I was so scared watching through the live stream and trying to search out my father’s face. And I was so scared about what might happen to my Palestinian friends there, what could happen if our privilege as Jews didn’t hold a zone of safety. But today, a month later, the Sumud Freedom Camp still stands. The family continues to repair their home in Sarura, supported by Palestinians from other villages and towns and by Israelis and internationals who travel to stay in camp for a few nights at a time. The IDF has returned two more times, destroying supplies and pushing people around. But “sumud” means steadfastness, and the Sumud Camp is living up to it’s name. Several weeks ago 14 olive trees were planted in Sarura. Trees that can outlive us all if only we can protect them from the soldiers and settlers who would uproot them.
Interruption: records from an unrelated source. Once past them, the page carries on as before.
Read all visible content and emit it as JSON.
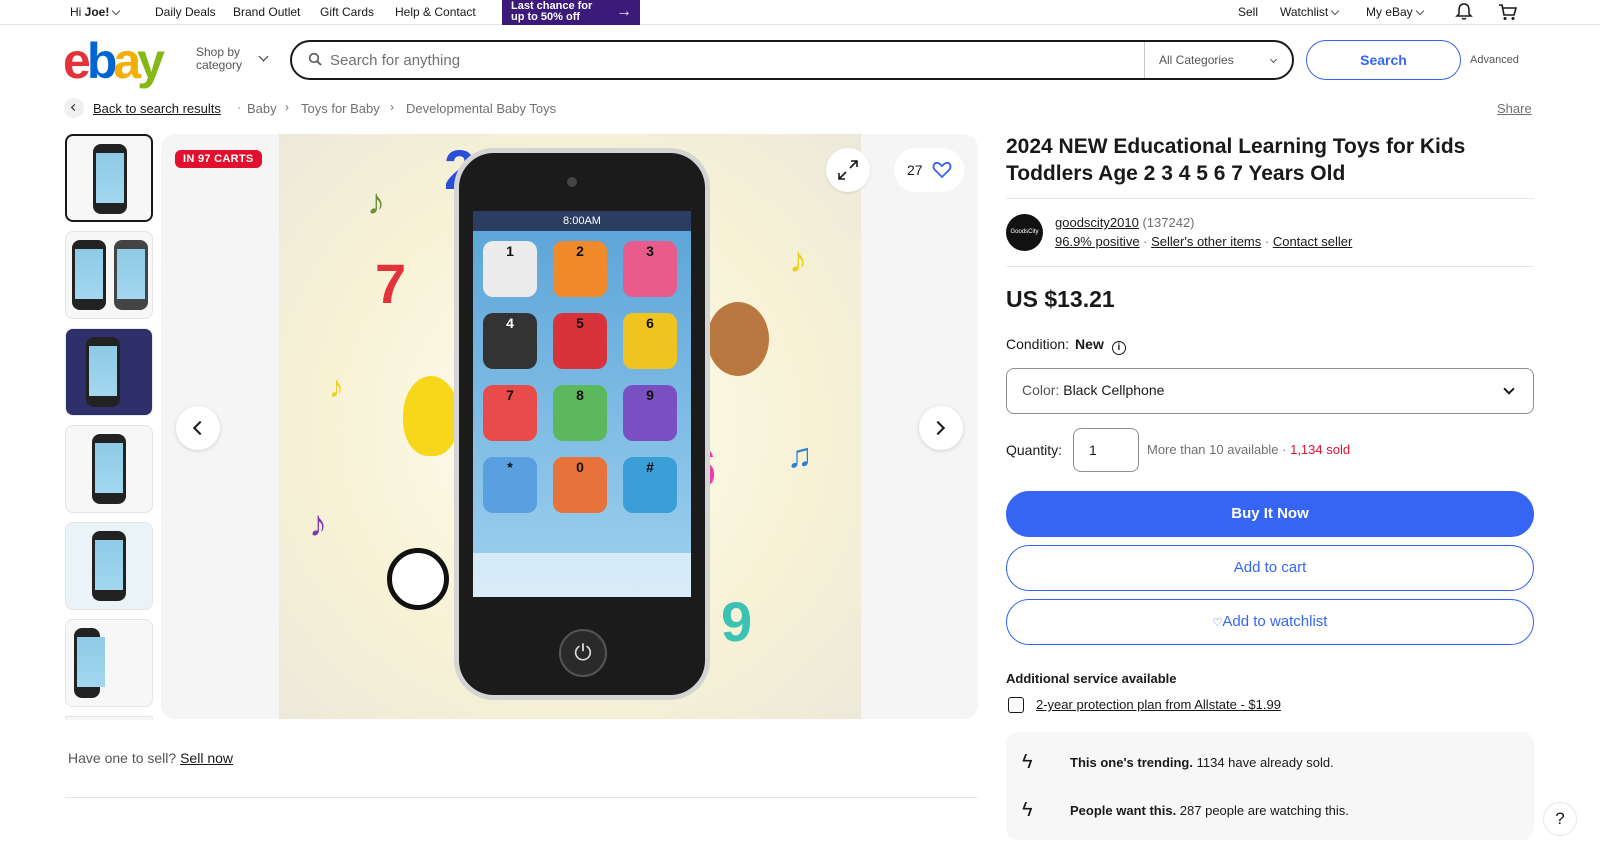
{
  "topbar": {
    "greeting_prefix": "Hi ",
    "user": "Joe!",
    "links": [
      "Daily Deals",
      "Brand Outlet",
      "Gift Cards",
      "Help & Contact"
    ],
    "promo_line1": "Last chance for",
    "promo_line2": "up to 50% off",
    "sell": "Sell",
    "watchlist": "Watchlist",
    "my_ebay": "My eBay"
  },
  "header": {
    "logo": [
      "e",
      "b",
      "a",
      "y"
    ],
    "shop_by_line1": "Shop by",
    "shop_by_line2": "category",
    "search_placeholder": "Search for anything",
    "category": "All Categories",
    "search_button": "Search",
    "advanced": "Advanced"
  },
  "breadcrumb": {
    "back": "Back to search results",
    "items": [
      "Baby",
      "Toys for Baby",
      "Developmental Baby Toys"
    ],
    "share": "Share"
  },
  "gallery": {
    "badge": "IN 97 CARTS",
    "watch_count": "27",
    "phone_time": "8:00AM",
    "keys": [
      "1",
      "2",
      "3",
      "4",
      "5",
      "6",
      "7",
      "8",
      "9",
      "*",
      "0",
      "#"
    ],
    "deco_numbers": [
      "2",
      "7",
      "6",
      "9"
    ]
  },
  "sell_prompt": {
    "text": "Have one to sell? ",
    "link": "Sell now"
  },
  "product": {
    "title": "2024 NEW Educational Learning Toys for Kids Toddlers Age 2 3 4 5 6 7 Years Old",
    "seller": {
      "logo_text": "GoodsCity",
      "name": "goodscity2010",
      "feedback_count": "(137242)",
      "positive": "96.9% positive",
      "other_items": "Seller's other items",
      "contact": "Contact seller"
    },
    "price": "US $13.21",
    "condition_label": "Condition:",
    "condition_value": "New",
    "variant_label": "Color: ",
    "variant_value": "Black Cellphone",
    "quantity_label": "Quantity:",
    "quantity_value": "1",
    "availability": "More than 10 available · ",
    "sold": "1,134 sold",
    "buy_now": "Buy It Now",
    "add_to_cart": "Add to cart",
    "add_to_watchlist": "Add to watchlist",
    "additional_service": "Additional service available",
    "protection_plan": "2-year protection plan from Allstate - $1.99",
    "trending": [
      {
        "bold": "This one's trending.",
        "text": " 1134 have already sold."
      },
      {
        "bold": "People want this.",
        "text": " 287 people are watching this."
      }
    ]
  },
  "help": "?",
  "colors": {
    "accent": "#3665f3",
    "sale_red": "#e0102e",
    "promo_purple": "#3b1a7a"
  }
}
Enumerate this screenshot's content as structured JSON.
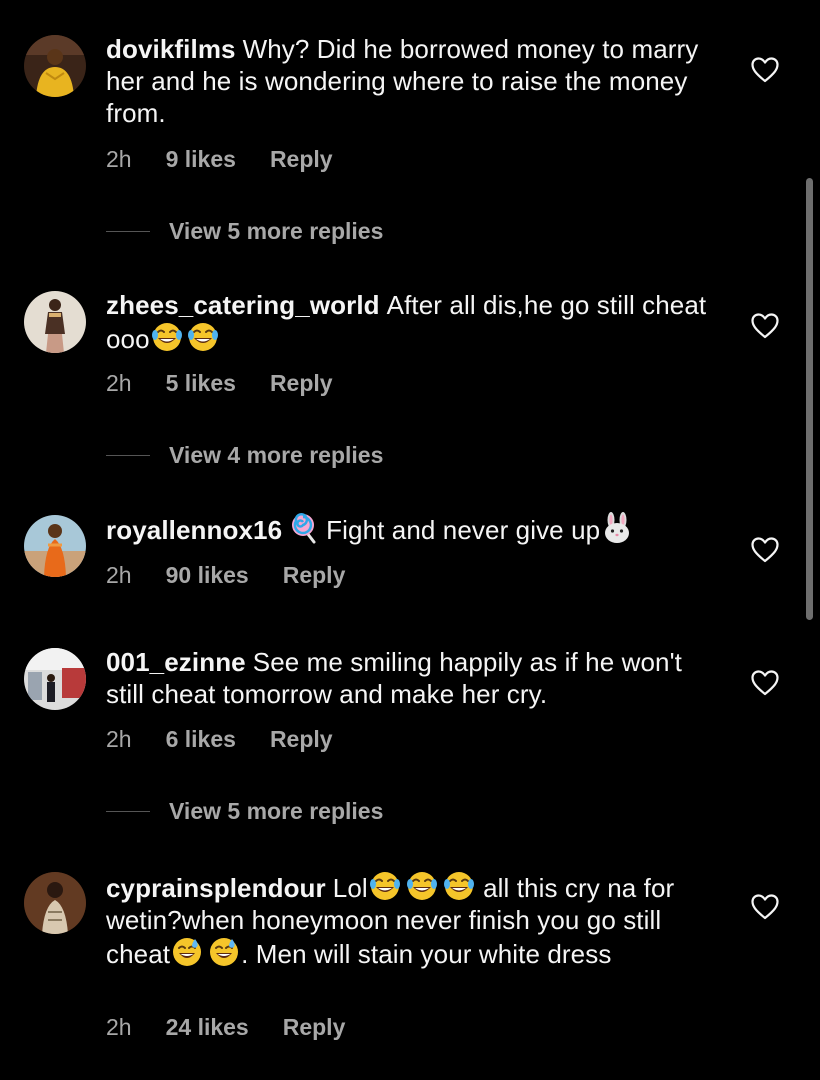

In many ways the reason I was present at the Sumud Camp, was because of my father’s influence. For my entire life he has been a quiet, constant activist. He was a conscientious objector during the Vietnam War. He chose a job as a social worker because he cared more about helping people than scaling the socio-economic ladder. Throughout the last 20 years I’ve watched him work steadily on unglamorous causes, including a long battle to get universal healthcare for our home state, Pennsylvania.
Lots of people think the movement against the Occupation in the Diaspora is a new thing–a movement of young people. There’s some truth to that, but it’s not the full truth. The full truth is that the work and movement-building that millennials are doing now is built upon the work of activists of my father’s generation and before. We’ve learned from the struggles for justice that happened before we were born, and from when we were too young to dissect any news that came from sources beyond Sesame Street. Our delegation included people who organized against the Vietnam War and for civil rights in the American South. It included people who were at the riot at Stonewall, and brave Jews who have been advocating an end to the Occupation far before it was a trend. And then there was my dad, a person active in other struggles for social justice but who had been accustomed to a lazy sort of Zionism until I started to come to Shabbat dinners with new critiques and a return to old values. Our delegation included many people like him, social justice warriors who had come to recognize that the same forces of racism and militarism they fought at home were also at work in the Occupation. There were also people who made a bigger about-face—former campus ambassadors for Israel who can still remember every talking point.
Working from a place of privilege in a social justice struggle requires us to welcome in people who previously opposed our work. Including people who may have previously stigmatized or silenced us in communal spaces and parents who may have first thought that our critiques of Israel were a phase. It requires that we believe people are capable of radical change and that we can be capable of forgiveness. I lucked out with my dad. The trust in our relationship meant that even when our opinions differed he listened to my arguments with respect. I want to call on our anti-Occupation movements in America to welcome in older generations; to make space for their experience and wisdom. And I call on the older generations to join us. To accept leadership from younger activists and to give yourself a chance to change or be a beginner in a new way of working or a new community that is forming. I can’t promise that this will be easy. What I can do is offer evidence of how beautiful it can be as we repair the world together.